Windsor, Colorado (PRWEB) November 15, 2013
English philosopher, mathematician, and social activist, Lord Bertrand Russell (1872-1970), famously exhorted, "Remember your humanity, and forget the rest." The Bertrand Russell Society, a group of scholars and admirers devoted to Russell's works and life, has made contributions to alleviate the suffering of others. It previously helped Hurricane Sandy victims in the United States, and it just sent a thousand dollars to the Red Cross for typhoon victims in the Philippines. "It's not a lot of money, to be sure. We're a small organization, as non-profits go, but aside from more purely academic pursuits, we do what we can to fulfill Russell's larger vision," says its president, Alan Schwerin, a professor of philosophy at Monmouth University in New Jersey. "We're an international group, and we have members in that part of the world who may have been directly or indirectly affected by this tragedy," according to Schwerin.
Russell won the Noble Prize for literature in 1950, and he was known for his progressive and sometimes controversial stands.
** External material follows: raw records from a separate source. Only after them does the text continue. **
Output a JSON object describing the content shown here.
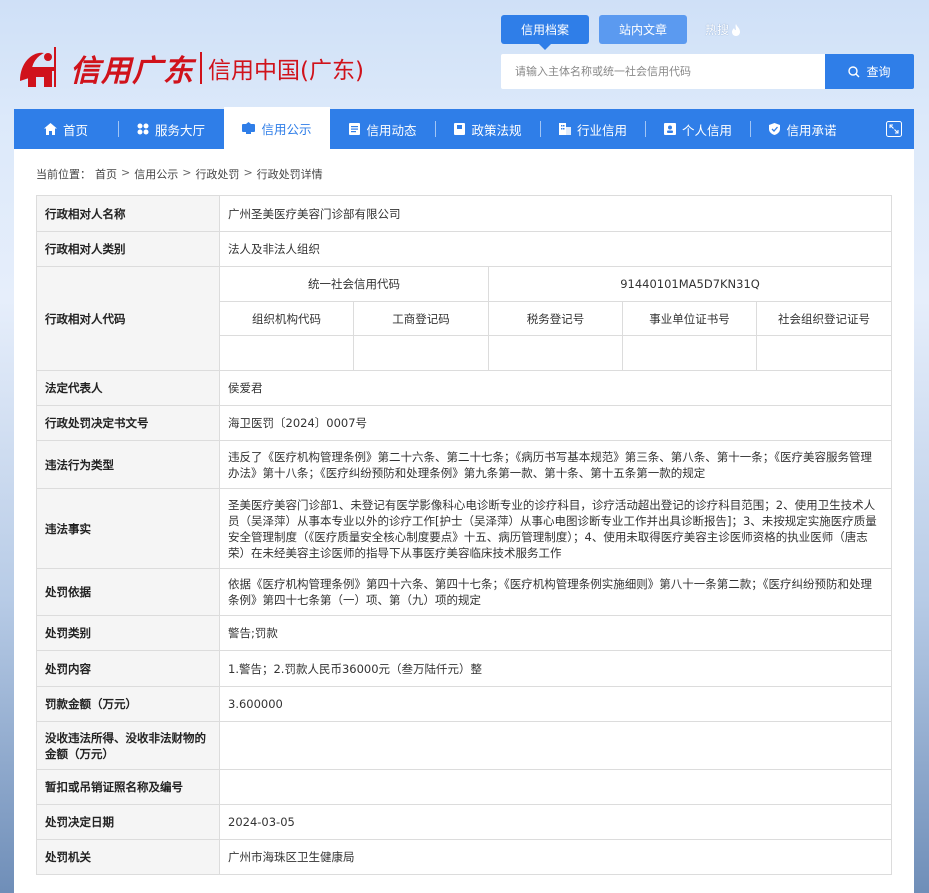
{
  "header": {
    "logo_script": "信用广东",
    "logo_text": "信用中国(广东)",
    "top_tabs": [
      "信用档案",
      "站内文章"
    ],
    "hot_label": "热搜",
    "search_placeholder": "请输入主体名称或统一社会信用代码",
    "search_button": "查询"
  },
  "nav": {
    "items": [
      {
        "label": "首页",
        "icon": "home-icon"
      },
      {
        "label": "服务大厅",
        "icon": "grid-icon"
      },
      {
        "label": "信用公示",
        "icon": "monitor-icon"
      },
      {
        "label": "信用动态",
        "icon": "document-icon"
      },
      {
        "label": "政策法规",
        "icon": "book-icon"
      },
      {
        "label": "行业信用",
        "icon": "building-icon"
      },
      {
        "label": "个人信用",
        "icon": "id-card-icon"
      },
      {
        "label": "信用承诺",
        "icon": "shield-icon"
      }
    ],
    "active_index": 2
  },
  "breadcrumb": {
    "prefix": "当前位置：",
    "items": [
      "首页",
      "信用公示",
      "行政处罚",
      "行政处罚详情"
    ]
  },
  "detail": {
    "subject_name_label": "行政相对人名称",
    "subject_name": "广州圣美医疗美容门诊部有限公司",
    "subject_type_label": "行政相对人类别",
    "subject_type": "法人及非法人组织",
    "subject_code_label": "行政相对人代码",
    "uscc_label": "统一社会信用代码",
    "uscc_value": "91440101MA5D7KN31Q",
    "code_headers": [
      "组织机构代码",
      "工商登记码",
      "税务登记号",
      "事业单位证书号",
      "社会组织登记证号"
    ],
    "code_values": [
      "",
      "",
      "",
      "",
      ""
    ],
    "legal_rep_label": "法定代表人",
    "legal_rep": "侯爱君",
    "decision_no_label": "行政处罚决定书文号",
    "decision_no": "海卫医罚〔2024〕0007号",
    "violation_type_label": "违法行为类型",
    "violation_type": "违反了《医疗机构管理条例》第二十六条、第二十七条；《病历书写基本规范》第三条、第八条、第十一条；《医疗美容服务管理办法》第十八条；《医疗纠纷预防和处理条例》第九条第一款、第十条、第十五条第一款的规定",
    "facts_label": "违法事实",
    "facts": "圣美医疗美容门诊部1、未登记有医学影像科心电诊断专业的诊疗科目，诊疗活动超出登记的诊疗科目范围；2、使用卫生技术人员（吴泽萍）从事本专业以外的诊疗工作[护士（吴泽萍）从事心电图诊断专业工作并出具诊断报告]；3、未按规定实施医疗质量安全管理制度（《医疗质量安全核心制度要点》十五、病历管理制度）；4、使用未取得医疗美容主诊医师资格的执业医师（唐志荣）在未经美容主诊医师的指导下从事医疗美容临床技术服务工作",
    "basis_label": "处罚依据",
    "basis": "依据《医疗机构管理条例》第四十六条、第四十七条；《医疗机构管理条例实施细则》第八十一条第二款；《医疗纠纷预防和处理条例》第四十七条第（一）项、第（九）项的规定",
    "penalty_type_label": "处罚类别",
    "penalty_type": "警告;罚款",
    "penalty_content_label": "处罚内容",
    "penalty_content": "1.警告；2.罚款人民币36000元（叁万陆仟元）整",
    "fine_label": "罚款金额（万元）",
    "fine": "3.600000",
    "confiscation_label": "没收违法所得、没收非法财物的金额（万元）",
    "confiscation": "",
    "license_label": "暂扣或吊销证照名称及编号",
    "license": "",
    "decision_date_label": "处罚决定日期",
    "decision_date": "2024-03-05",
    "authority_label": "处罚机关",
    "authority": "广州市海珠区卫生健康局"
  }
}
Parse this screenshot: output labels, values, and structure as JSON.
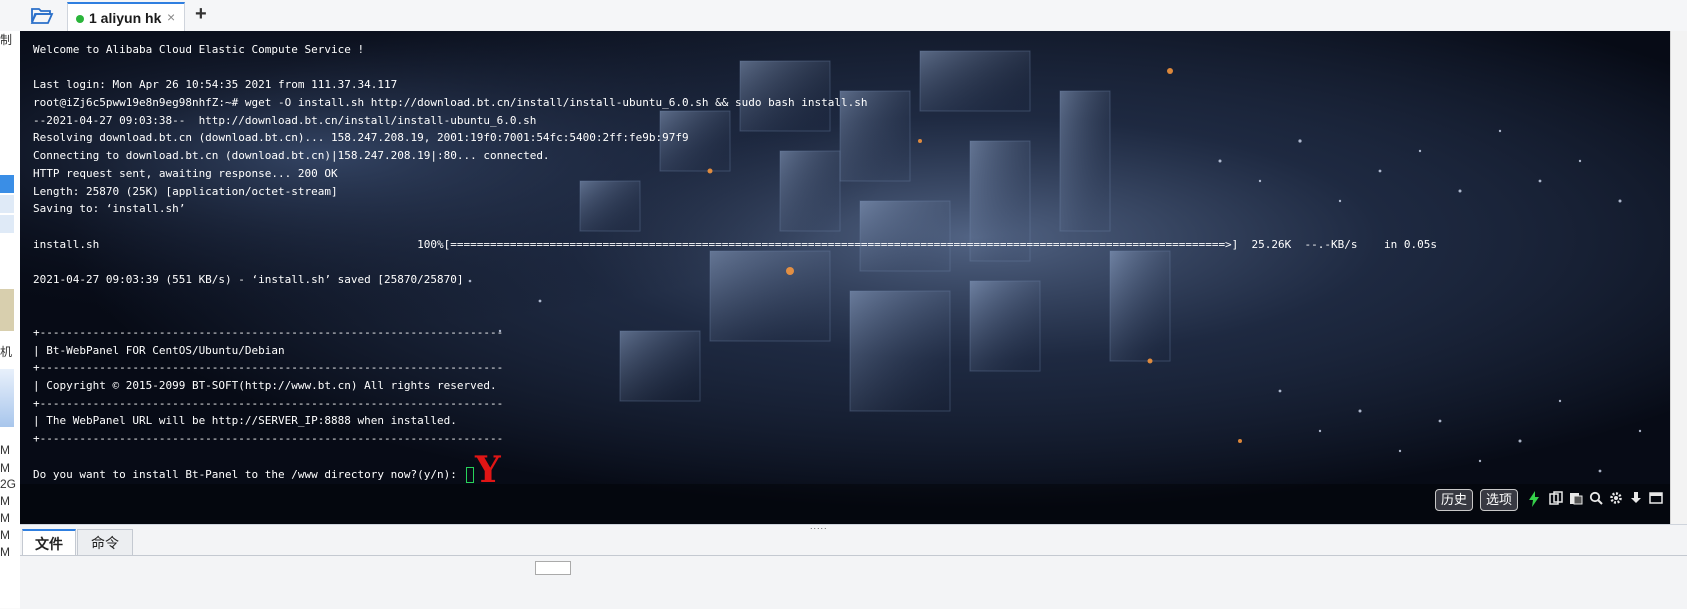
{
  "tabs": {
    "folder_icon": "folder-open-icon",
    "session": {
      "label": "1 aliyun hk",
      "status_color": "#2ab53a",
      "close": "×"
    },
    "add": "+"
  },
  "left_pane": {
    "fragments": [
      "制",
      "机",
      "M",
      "M",
      "2G",
      "M",
      "M",
      "M",
      "M"
    ]
  },
  "terminal": {
    "lines": [
      "Welcome to Alibaba Cloud Elastic Compute Service !",
      "",
      "Last login: Mon Apr 26 10:54:35 2021 from 111.37.34.117",
      "root@iZj6c5pww19e8n9eg98nhfZ:~# wget -O install.sh http://download.bt.cn/install/install-ubuntu_6.0.sh && sudo bash install.sh",
      "--2021-04-27 09:03:38--  http://download.bt.cn/install/install-ubuntu_6.0.sh",
      "Resolving download.bt.cn (download.bt.cn)... 158.247.208.19, 2001:19f0:7001:54fc:5400:2ff:fe9b:97f9",
      "Connecting to download.bt.cn (download.bt.cn)|158.247.208.19|:80... connected.",
      "HTTP request sent, awaiting response... 200 OK",
      "Length: 25870 (25K) [application/octet-stream]",
      "Saving to: ‘install.sh’",
      "",
      "install.sh                                                100%[=====================================================================================================================>]  25.26K  --.-KB/s    in 0.05s",
      "",
      "2021-04-27 09:03:39 (551 KB/s) - ‘install.sh’ saved [25870/25870]",
      "",
      "",
      "+----------------------------------------------------------------------",
      "| Bt-WebPanel FOR CentOS/Ubuntu/Debian",
      "+----------------------------------------------------------------------",
      "| Copyright © 2015-2099 BT-SOFT(http://www.bt.cn) All rights reserved.",
      "+----------------------------------------------------------------------",
      "| The WebPanel URL will be http://SERVER_IP:8888 when installed.",
      "+----------------------------------------------------------------------",
      "",
      "Do you want to install Bt-Panel to the /www directory now?(y/n): "
    ],
    "annotation": "Y",
    "cursor_color": "#27d35a",
    "text_color": "#ffffff",
    "toolbar": {
      "history_label": "历史",
      "options_label": "选项",
      "icons": [
        "lightning-icon",
        "copy-icon",
        "paste-icon",
        "search-icon",
        "gear-icon",
        "download-icon",
        "window-icon"
      ]
    }
  },
  "bottom": {
    "tabs": [
      {
        "label": "文件",
        "active": true
      },
      {
        "label": "命令",
        "active": false
      }
    ],
    "splitter": "....."
  },
  "colors": {
    "accent": "#2f7fe0",
    "annotation": "#e01515"
  }
}
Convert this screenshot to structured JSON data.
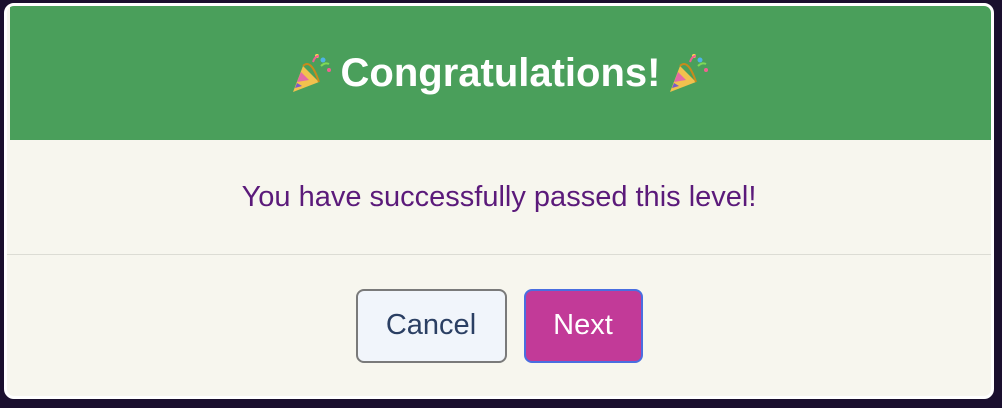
{
  "dialog": {
    "title": "Congratulations!",
    "message": "You have successfully passed this level!",
    "cancel_label": "Cancel",
    "next_label": "Next"
  },
  "icons": {
    "title_left": "party-popper-icon",
    "title_right": "party-popper-icon"
  },
  "colors": {
    "header_bg": "#4a9f5b",
    "body_bg": "#f7f6ee",
    "message_text": "#5b1a7a",
    "next_button_bg": "#c23a98",
    "next_button_border": "#4a6ee0",
    "cancel_button_bg": "#f1f5fb"
  }
}
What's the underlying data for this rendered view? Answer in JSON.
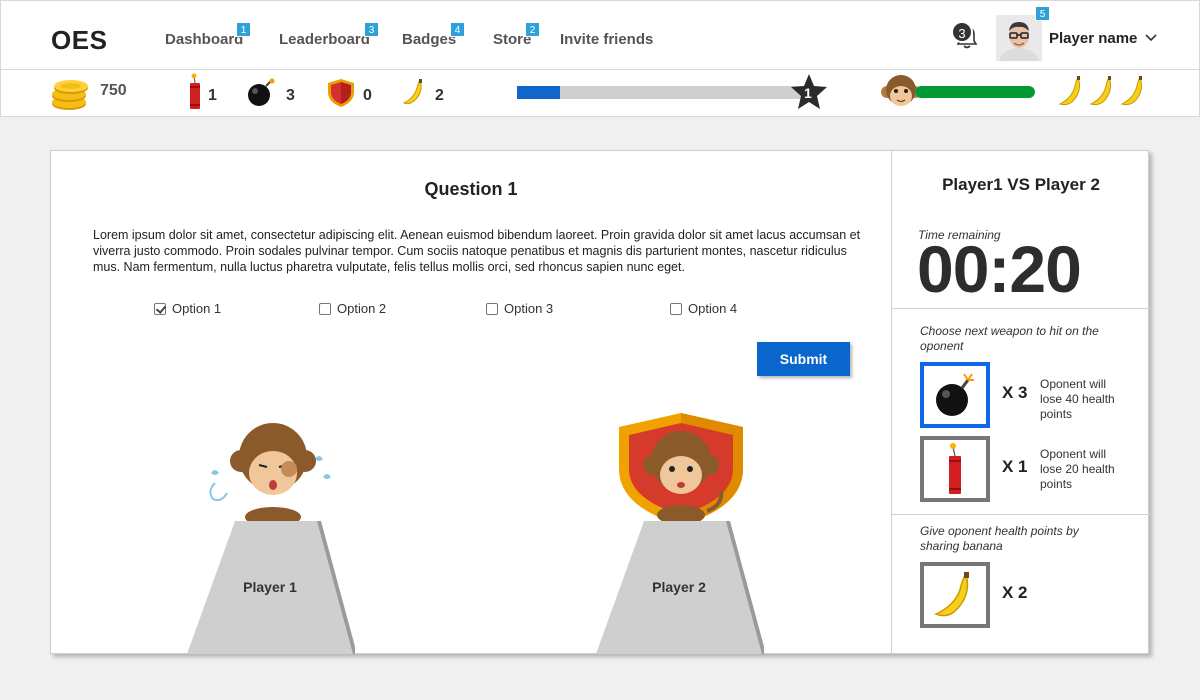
{
  "app": {
    "logo": "OES"
  },
  "nav": [
    {
      "label": "Dashboard",
      "badge": "1"
    },
    {
      "label": "Leaderboard",
      "badge": "3"
    },
    {
      "label": "Badges",
      "badge": "4"
    },
    {
      "label": "Store",
      "badge": "2"
    },
    {
      "label": "Invite friends"
    }
  ],
  "user": {
    "notifications": "3",
    "name": "Player name",
    "avatar_badge": "5"
  },
  "stats": {
    "coins": "750",
    "dynamite": "1",
    "bombs": "3",
    "shields": "0",
    "bananas": "2",
    "level": "1",
    "xp_progress": 0.15,
    "health_progress": 1.0,
    "banana_lives": 3
  },
  "question": {
    "title": "Question 1",
    "text": "Lorem ipsum dolor sit amet, consectetur adipiscing elit. Aenean euismod bibendum laoreet. Proin gravida dolor sit amet lacus accumsan et viverra justo commodo. Proin sodales pulvinar tempor. Cum sociis natoque penatibus et magnis dis parturient montes, nascetur ridiculus mus. Nam fermentum, nulla luctus pharetra vulputate, felis tellus mollis orci, sed rhoncus sapien nunc eget.",
    "options": [
      {
        "label": "Option 1",
        "checked": true
      },
      {
        "label": "Option 2",
        "checked": false
      },
      {
        "label": "Option 3",
        "checked": false
      },
      {
        "label": "Option 4",
        "checked": false
      }
    ],
    "submit_label": "Submit"
  },
  "players": {
    "p1": "Player 1",
    "p2": "Player 2"
  },
  "battle": {
    "title": "Player1 VS Player 2",
    "time_label": "Time remaining",
    "timer": "00:20",
    "weapon_prompt": "Choose next weapon to hit on the oponent",
    "weapons": [
      {
        "icon": "bomb-icon",
        "count": "X 3",
        "desc": "Oponent will lose 40 health points",
        "selected": true
      },
      {
        "icon": "dynamite-icon",
        "count": "X 1",
        "desc": "Oponent will lose 20 health points",
        "selected": false
      }
    ],
    "share_prompt": "Give oponent health points by sharing banana",
    "banana": {
      "icon": "banana-icon",
      "count": "X 2"
    }
  },
  "colors": {
    "primary": "#0a66cc",
    "health": "#009933",
    "callout": "#2ea2d8"
  }
}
Aside from his influence on modern philosophy, mathematical logic, and even computer science, Russell is perhaps best known as an opponent of religion, early anti-war stances with both WWI and Vietnam, and his opposition to nuclear armaments. The group formed in his name was formed a few years after his death, and it consists of a number of well-known scholars, including some of the world's foremost Russell specialists in logic and philosophy. Honorary members consist of eminent scholars, activists, and statesmen, including Noam Chomsky, Daniel Ellsberg, Nelson Mandela, and Hawaii Governor Neil Abercrombie.
The Bertrand Russell Society is closely associated with the Russell Research Centre and Russell Archives at McMaster University in Canada. Information about the organization may be found on its web site at http://bertrandrussell.org/.